Recreational marijuana is legal in Michigan as of December 6, 2018, which means that clear communication and managing employee expectations is critical right now. Those employers who have attended our programming on this issue or contacted us in the ramp up to this change have taken three action steps:
- Decide whether to modify existing workplace drug polices to accommodate marijuana. When medical marijuana was legalized, most employers continued their policy to disqualify an employee from work for a confirmed positive marijuana test result, and most will continue to do so for legalized recreational marijuana. This decision is driven by the desire to best assure employee safety and the integrity of operations – especially because no test exists to determine whether an individual is under the influence of marijuana as there is with alcohol. The ballot initiative expressly recognizes the right of an employer to discipline an employee for “violation of a workplace drug policy” – a solid statement of intent. Also, marijuana remains illegal under federal law.
- Clarify your existing drug policy statement to expressly confirm that neither the recreational nor the medical use of marijuana on or off duty will be accommodated.

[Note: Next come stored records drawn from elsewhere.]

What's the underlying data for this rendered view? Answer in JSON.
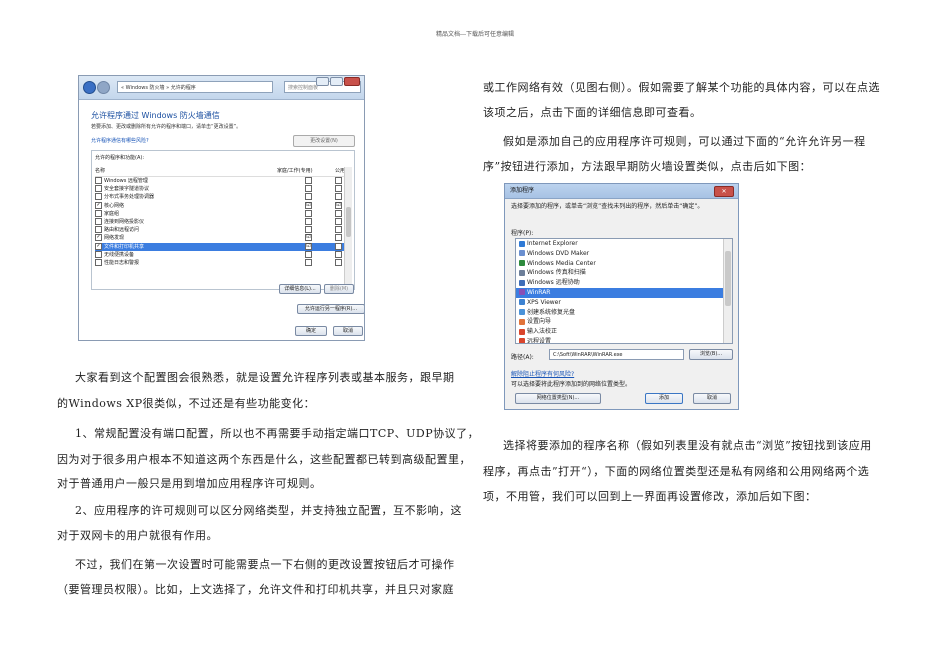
{
  "header": {
    "text": "精品文档---下载后可任意编辑"
  },
  "screenshot1": {
    "address": "« Windows 防火墙 » 允许的程序",
    "search_placeholder": "搜索控制面板",
    "title": "允许程序通过 Windows 防火墙通信",
    "description": "若要添加、更改或删除所有允许的程序和端口，请单击“更改设置”。",
    "risk_link": "允许程序通信有哪些风险?",
    "change_settings": "更改设置(N)",
    "list_label": "允许的程序和功能(A):",
    "col_name": "名称",
    "col_home": "家庭/工作(专用)",
    "col_public": "公用",
    "rows": [
      {
        "name": "Windows 远程管理",
        "home": "",
        "public": ""
      },
      {
        "name": "安全套接字隧道协议",
        "home": "",
        "public": ""
      },
      {
        "name": "分布式事务处理协调器",
        "home": "",
        "public": ""
      },
      {
        "name": "核心网络",
        "home": "☑",
        "public": "☑"
      },
      {
        "name": "家庭组",
        "home": "",
        "public": ""
      },
      {
        "name": "连接到网络投影仪",
        "home": "",
        "public": ""
      },
      {
        "name": "路由和远程访问",
        "home": "",
        "public": ""
      },
      {
        "name": "网络发现",
        "home": "☑",
        "public": ""
      },
      {
        "name": "文件和打印机共享",
        "home": "☑",
        "public": ""
      },
      {
        "name": "无线便携设备",
        "home": "",
        "public": ""
      },
      {
        "name": "性能日志和警报",
        "home": "",
        "public": ""
      }
    ],
    "details_button": "详细信息(L)...",
    "remove_button": "删除(M)",
    "allow_other_button": "允许运行另一程序(R)...",
    "ok_button": "确定",
    "cancel_button": "取消"
  },
  "screenshot2": {
    "title": "添加程序",
    "close": "✕",
    "intro": "选择要添加的程序，或单击“浏览”查找未列出的程序，然后单击“确定”。",
    "programs_label": "程序(P):",
    "items": [
      {
        "name": "Internet Explorer",
        "color": "#2f7ad6"
      },
      {
        "name": "Windows DVD Maker",
        "color": "#6a8fd0"
      },
      {
        "name": "Windows Media Center",
        "color": "#2d8a3d"
      },
      {
        "name": "Windows 传真和扫描",
        "color": "#6d7f99"
      },
      {
        "name": "Windows 远程协助",
        "color": "#3e6db8"
      },
      {
        "name": "WinRAR",
        "color": "#8a4fb5"
      },
      {
        "name": "XPS Viewer",
        "color": "#3d82d1"
      },
      {
        "name": "创建系统修复光盘",
        "color": "#4a92d8"
      },
      {
        "name": "设置向导",
        "color": "#e0733a"
      },
      {
        "name": "输入法校正",
        "color": "#d9452c"
      },
      {
        "name": "远程设置",
        "color": "#d9452c"
      }
    ],
    "selected_index": 5,
    "path_label": "路径(A):",
    "path_value": "C:\\Soft\\WinRAR\\WinRAR.exe",
    "browse_button": "浏览(B)...",
    "risk_link": "解除阻止程序有何风险?",
    "hint": "可以选择要将此程序添加到的网络位置类型。",
    "network_button": "网络位置类型(N)...",
    "add_button": "添加",
    "cancel_button": "取消"
  },
  "left_column": {
    "p1a": "大家看到这个配置图会很熟悉，就是设置允许程序列表或基本服务，跟早期",
    "p1b": "的Windows XP很类似，不过还是有些功能变化：",
    "p2a": "1、常规配置没有端口配置，所以也不再需要手动指定端口TCP、UDP协议了，",
    "p2b": "因为对于很多用户根本不知道这两个东西是什么，这些配置都已转到高级配置里，",
    "p2c": "对于普通用户一般只是用到增加应用程序许可规则。",
    "p3a": "2、应用程序的许可规则可以区分网络类型，并支持独立配置，互不影响，这",
    "p3b": "对于双网卡的用户就很有作用。",
    "p4a": "不过，我们在第一次设置时可能需要点一下右侧的更改设置按钮后才可操作",
    "p4b": "（要管理员权限）。比如，上文选择了，允许文件和打印机共享，并且只对家庭"
  },
  "right_column": {
    "p1a": "或工作网络有效（见图右侧）。假如需要了解某个功能的具体内容，可以在点选",
    "p1b": "该项之后，点击下面的详细信息即可查看。",
    "p2a": "假如是添加自己的应用程序许可规则，可以通过下面的“允许允许另一程",
    "p2b": "序”按钮进行添加，方法跟早期防火墙设置类似，点击后如下图：",
    "p3a": "选择将要添加的程序名称（假如列表里没有就点击“浏览”按钮找到该应用",
    "p3b": "程序，再点击”打开“），下面的网络位置类型还是私有网络和公用网络两个选",
    "p3c": "项，不用管，我们可以回到上一界面再设置修改，添加后如下图："
  }
}
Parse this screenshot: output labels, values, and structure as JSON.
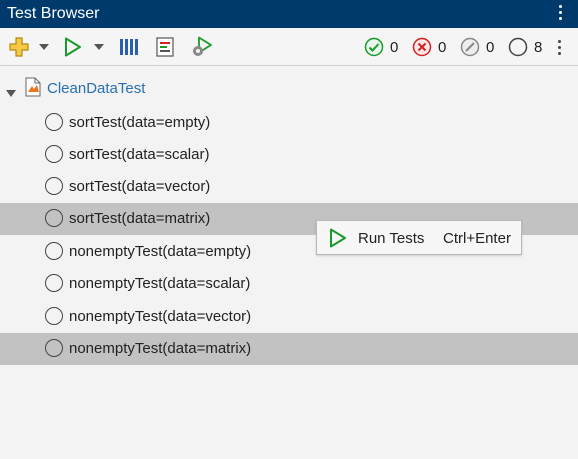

Such a clarification should also state that a confirmed positive marijuana drug test will establish use or “under the influence” and disqualify an employee from work.
- Issue an employee communication. Employees are heading into the weekend with the understanding that the recreational use of marijuana is now legal. They need to have a clear understanding that recreational use of marijuana is not accommodated under workplace drug policies. It’s also a good time to remind employees to get help if they have a substance abuse problem, and provide referrals to employer supported resources.
Employers have a straightforward set of reasons to continue their current practices should they so choose, but need to engage the employee discussion.